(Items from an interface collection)
:::::

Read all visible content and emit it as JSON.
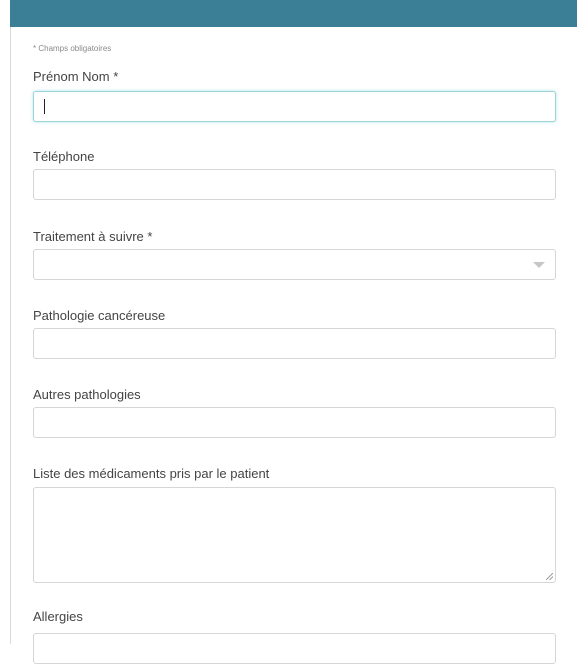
{
  "form": {
    "required_note": "* Champs obligatoires",
    "fields": {
      "name": {
        "label": "Prénom Nom *",
        "value": ""
      },
      "phone": {
        "label": "Téléphone",
        "value": ""
      },
      "treatment": {
        "label": "Traitement à suivre *",
        "selected": ""
      },
      "cancer_pathology": {
        "label": "Pathologie cancéreuse",
        "value": ""
      },
      "other_pathologies": {
        "label": "Autres pathologies",
        "value": ""
      },
      "medications": {
        "label": "Liste des médicaments pris par le patient",
        "value": ""
      },
      "allergies": {
        "label": "Allergies",
        "value": ""
      }
    }
  },
  "icons": {
    "select_arrow": "chevron-down-icon",
    "resize_grip": "resize-grip-icon"
  },
  "colors": {
    "header_bar": "#3a7f96",
    "focus_border": "#9fd3da",
    "field_border": "#d6d6d6",
    "label_text": "#444444"
  }
}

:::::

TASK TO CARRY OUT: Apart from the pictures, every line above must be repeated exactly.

SOLUTION TO THE EXERCISE:
Read all visible content and emit it as JSON.
{
  "form": {
    "required_note": "* Champs obligatoires",
    "fields": {
      "name": {
        "label": "Prénom Nom *",
        "value": ""
      },
      "phone": {
        "label": "Téléphone",
        "value": ""
      },
      "treatment": {
        "label": "Traitement à suivre *",
        "selected": ""
      },
      "cancer_pathology": {
        "label": "Pathologie cancéreuse",
        "value": ""
      },
      "other_pathologies": {
        "label": "Autres pathologies",
        "value": ""
      },
      "medications": {
        "label": "Liste des médicaments pris par le patient",
        "value": ""
      },
      "allergies": {
        "label": "Allergies",
        "value": ""
      }
    }
  },
  "icons": {
    "select_arrow": "chevron-down-icon",
    "resize_grip": "resize-grip-icon"
  },
  "colors": {
    "header_bar": "#3a7f96",
    "focus_border": "#9fd3da",
    "field_border": "#d6d6d6",
    "label_text": "#444444"
  }
}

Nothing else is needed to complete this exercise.